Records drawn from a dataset
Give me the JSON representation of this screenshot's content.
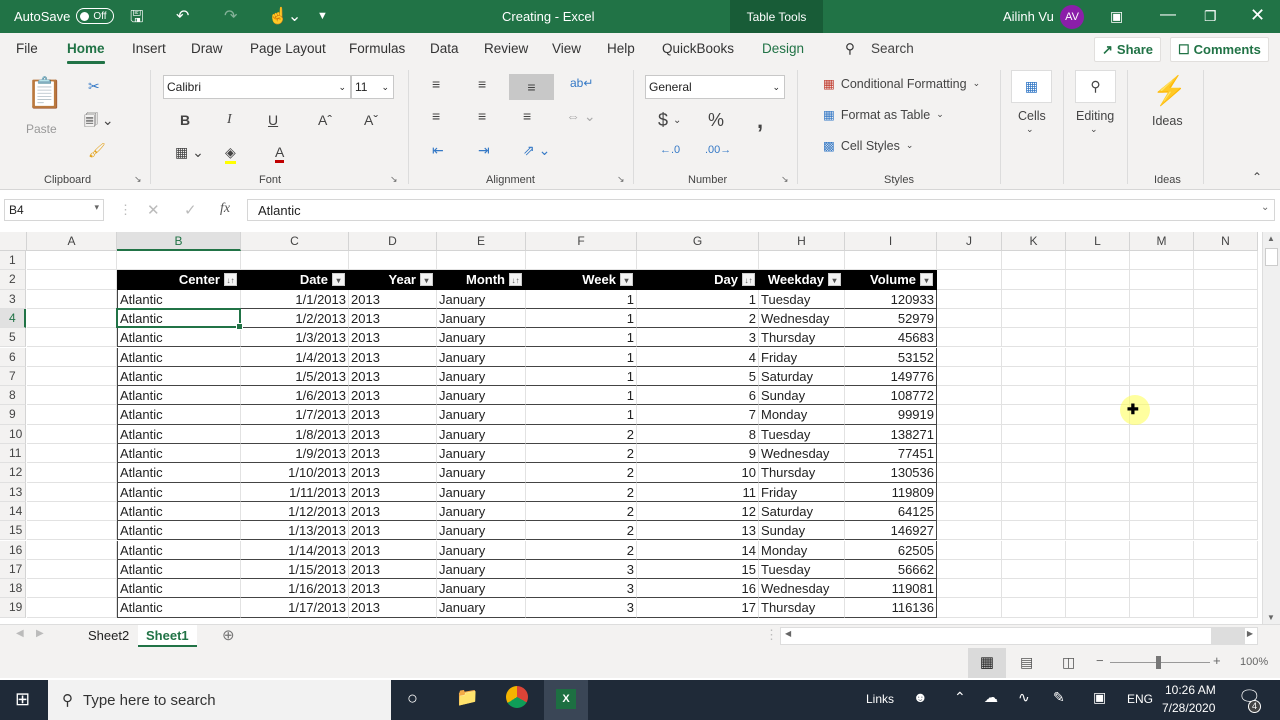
{
  "titlebar": {
    "autosave_label": "AutoSave",
    "autosave_state": "Off",
    "doc_title": "Creating  -  Excel",
    "context_tab": "Table Tools",
    "user_name": "Ailinh Vu",
    "user_initials": "AV"
  },
  "menu": {
    "items": [
      "File",
      "Home",
      "Insert",
      "Draw",
      "Page Layout",
      "Formulas",
      "Data",
      "Review",
      "View",
      "Help",
      "QuickBooks",
      "Design"
    ],
    "active": "Home",
    "search_placeholder": "Search",
    "share_label": "Share",
    "comments_label": "Comments"
  },
  "ribbon": {
    "clipboard": {
      "label": "Clipboard",
      "paste_label": "Paste"
    },
    "font": {
      "label": "Font",
      "font_name": "Calibri",
      "font_size": "11",
      "bold": "B",
      "italic": "I",
      "underline": "U"
    },
    "alignment": {
      "label": "Alignment"
    },
    "number": {
      "label": "Number",
      "format": "General",
      "currency": "$",
      "percent": "%",
      "comma": ","
    },
    "styles": {
      "label": "Styles",
      "conditional_formatting": "Conditional Formatting",
      "format_as_table": "Format as Table",
      "cell_styles": "Cell Styles"
    },
    "cells": {
      "label": "Cells"
    },
    "editing": {
      "label": "Editing"
    },
    "ideas": {
      "label": "Ideas",
      "group_label": "Ideas"
    }
  },
  "formula_bar": {
    "name_box": "B4",
    "formula": "Atlantic",
    "fx": "fx"
  },
  "sheet": {
    "columns": [
      "A",
      "B",
      "C",
      "D",
      "E",
      "F",
      "G",
      "H",
      "I",
      "J",
      "K",
      "L",
      "M",
      "N"
    ],
    "selected_column": "B",
    "selected_row": 4,
    "row_numbers": [
      "1",
      "2",
      "3",
      "4",
      "5",
      "6",
      "7",
      "8",
      "9",
      "10",
      "11",
      "12",
      "13",
      "14",
      "15",
      "16",
      "17",
      "18",
      "19"
    ],
    "table_headers": [
      "Center",
      "Date",
      "Year",
      "Month",
      "Week",
      "Day",
      "Weekday",
      "Volume"
    ],
    "rows": [
      [
        "Atlantic",
        "1/1/2013",
        "2013",
        "January",
        "1",
        "1",
        "Tuesday",
        "120933"
      ],
      [
        "Atlantic",
        "1/2/2013",
        "2013",
        "January",
        "1",
        "2",
        "Wednesday",
        "52979"
      ],
      [
        "Atlantic",
        "1/3/2013",
        "2013",
        "January",
        "1",
        "3",
        "Thursday",
        "45683"
      ],
      [
        "Atlantic",
        "1/4/2013",
        "2013",
        "January",
        "1",
        "4",
        "Friday",
        "53152"
      ],
      [
        "Atlantic",
        "1/5/2013",
        "2013",
        "January",
        "1",
        "5",
        "Saturday",
        "149776"
      ],
      [
        "Atlantic",
        "1/6/2013",
        "2013",
        "January",
        "1",
        "6",
        "Sunday",
        "108772"
      ],
      [
        "Atlantic",
        "1/7/2013",
        "2013",
        "January",
        "1",
        "7",
        "Monday",
        "99919"
      ],
      [
        "Atlantic",
        "1/8/2013",
        "2013",
        "January",
        "2",
        "8",
        "Tuesday",
        "138271"
      ],
      [
        "Atlantic",
        "1/9/2013",
        "2013",
        "January",
        "2",
        "9",
        "Wednesday",
        "77451"
      ],
      [
        "Atlantic",
        "1/10/2013",
        "2013",
        "January",
        "2",
        "10",
        "Thursday",
        "130536"
      ],
      [
        "Atlantic",
        "1/11/2013",
        "2013",
        "January",
        "2",
        "11",
        "Friday",
        "119809"
      ],
      [
        "Atlantic",
        "1/12/2013",
        "2013",
        "January",
        "2",
        "12",
        "Saturday",
        "64125"
      ],
      [
        "Atlantic",
        "1/13/2013",
        "2013",
        "January",
        "2",
        "13",
        "Sunday",
        "146927"
      ],
      [
        "Atlantic",
        "1/14/2013",
        "2013",
        "January",
        "2",
        "14",
        "Monday",
        "62505"
      ],
      [
        "Atlantic",
        "1/15/2013",
        "2013",
        "January",
        "3",
        "15",
        "Tuesday",
        "56662"
      ],
      [
        "Atlantic",
        "1/16/2013",
        "2013",
        "January",
        "3",
        "16",
        "Wednesday",
        "119081"
      ],
      [
        "Atlantic",
        "1/17/2013",
        "2013",
        "January",
        "3",
        "17",
        "Thursday",
        "116136"
      ]
    ]
  },
  "sheet_tabs": {
    "tabs": [
      "Sheet2",
      "Sheet1"
    ],
    "active": "Sheet1"
  },
  "status_bar": {
    "zoom": "100%",
    "zoom_minus": "−",
    "zoom_plus": "+"
  },
  "taskbar": {
    "search_placeholder": "Type here to search",
    "links_label": "Links",
    "language": "ENG",
    "time": "10:26 AM",
    "date": "7/28/2020",
    "notification_count": "4"
  },
  "colors": {
    "excel_green": "#217346",
    "avatar": "#8b1fa9",
    "taskbar": "#1f2a38"
  }
}
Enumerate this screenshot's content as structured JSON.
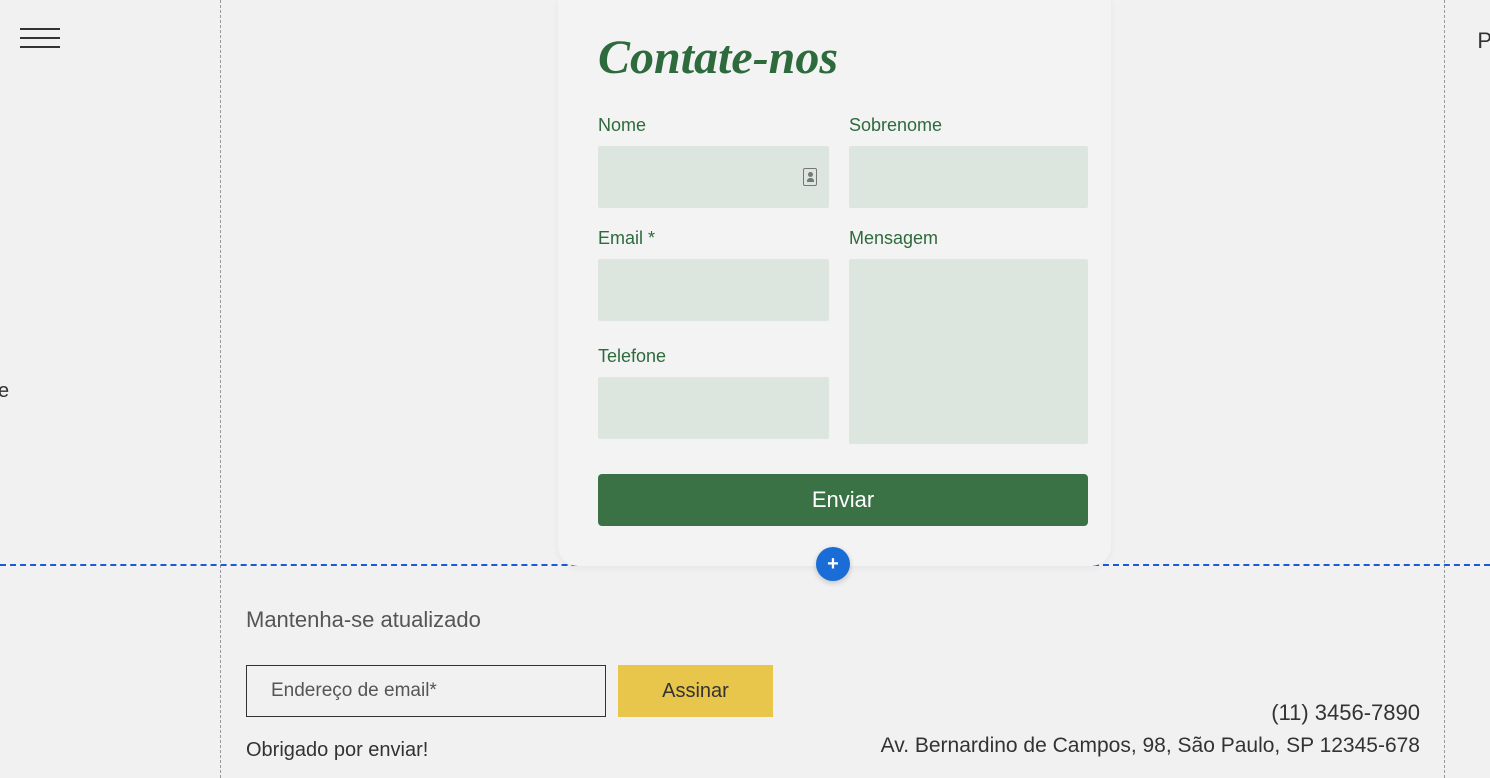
{
  "edge": {
    "left": "e",
    "right": "P"
  },
  "contact": {
    "title": "Contate-nos",
    "fields": {
      "nome": "Nome",
      "sobrenome": "Sobrenome",
      "email": "Email *",
      "telefone": "Telefone",
      "mensagem": "Mensagem"
    },
    "submit": "Enviar"
  },
  "addBtn": "+",
  "footer": {
    "title": "Mantenha-se atualizado",
    "emailPlaceholder": "Endereço de email*",
    "subscribe": "Assinar",
    "thanks": "Obrigado por enviar!"
  },
  "info": {
    "phone": "(11) 3456-7890",
    "address": "Av. Bernardino de Campos, 98, São Paulo, SP 12345-678"
  }
}
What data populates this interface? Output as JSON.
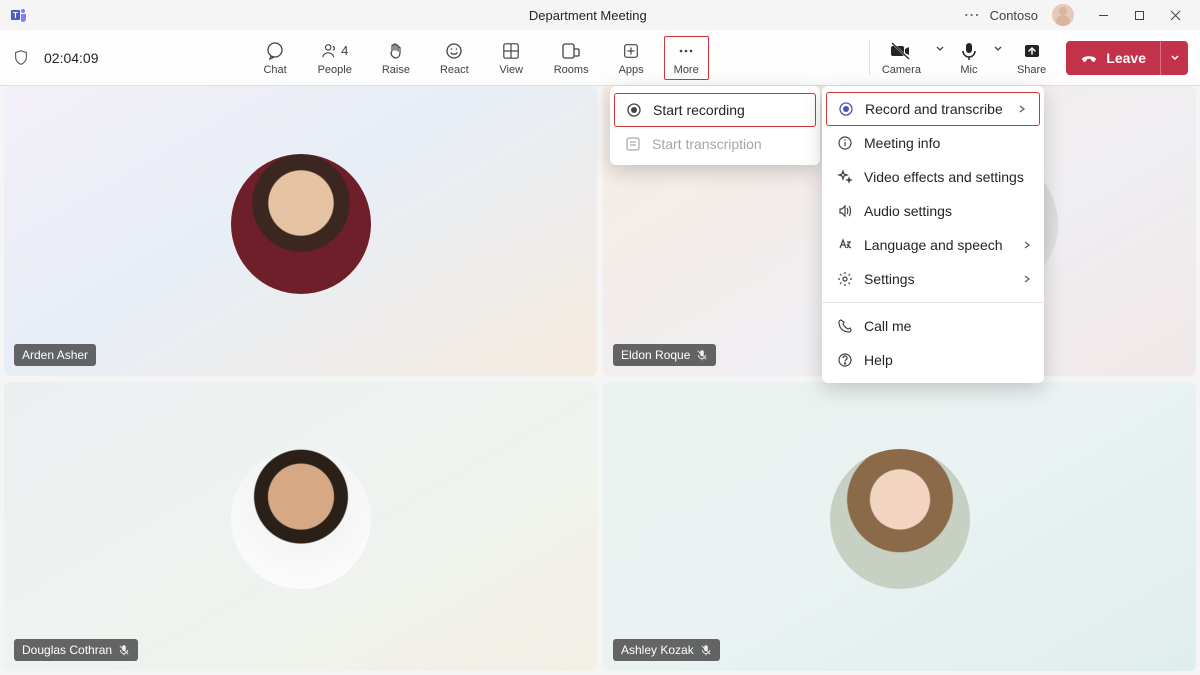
{
  "titlebar": {
    "title": "Department Meeting",
    "tenant": "Contoso"
  },
  "toolbar": {
    "timer": "02:04:09",
    "chat": "Chat",
    "people": "People",
    "people_count": "4",
    "raise": "Raise",
    "react": "React",
    "view": "View",
    "rooms": "Rooms",
    "apps": "Apps",
    "more": "More",
    "camera": "Camera",
    "mic": "Mic",
    "share": "Share",
    "leave": "Leave"
  },
  "more_menu": {
    "record": "Record and transcribe",
    "info": "Meeting info",
    "video": "Video effects and settings",
    "audio": "Audio settings",
    "lang": "Language and speech",
    "settings": "Settings",
    "callme": "Call me",
    "help": "Help"
  },
  "submenu": {
    "start_recording": "Start recording",
    "start_transcription": "Start transcription"
  },
  "participants": [
    {
      "name": "Arden Asher",
      "muted": false
    },
    {
      "name": "Eldon Roque",
      "muted": true
    },
    {
      "name": "Douglas Cothran",
      "muted": true
    },
    {
      "name": "Ashley Kozak",
      "muted": true
    }
  ]
}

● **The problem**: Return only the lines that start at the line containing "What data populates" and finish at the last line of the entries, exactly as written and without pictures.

● **Answer for this exercise**:
What data populates this interface? Output as JSON.
{
  "titlebar": {
    "title": "Department Meeting",
    "tenant": "Contoso"
  },
  "toolbar": {
    "timer": "02:04:09",
    "chat": "Chat",
    "people": "People",
    "people_count": "4",
    "raise": "Raise",
    "react": "React",
    "view": "View",
    "rooms": "Rooms",
    "apps": "Apps",
    "more": "More",
    "camera": "Camera",
    "mic": "Mic",
    "share": "Share",
    "leave": "Leave"
  },
  "more_menu": {
    "record": "Record and transcribe",
    "info": "Meeting info",
    "video": "Video effects and settings",
    "audio": "Audio settings",
    "lang": "Language and speech",
    "settings": "Settings",
    "callme": "Call me",
    "help": "Help"
  },
  "submenu": {
    "start_recording": "Start recording",
    "start_transcription": "Start transcription"
  },
  "participants": [
    {
      "name": "Arden Asher",
      "muted": false
    },
    {
      "name": "Eldon Roque",
      "muted": true
    },
    {
      "name": "Douglas Cothran",
      "muted": true
    },
    {
      "name": "Ashley Kozak",
      "muted": true
    }
  ]
}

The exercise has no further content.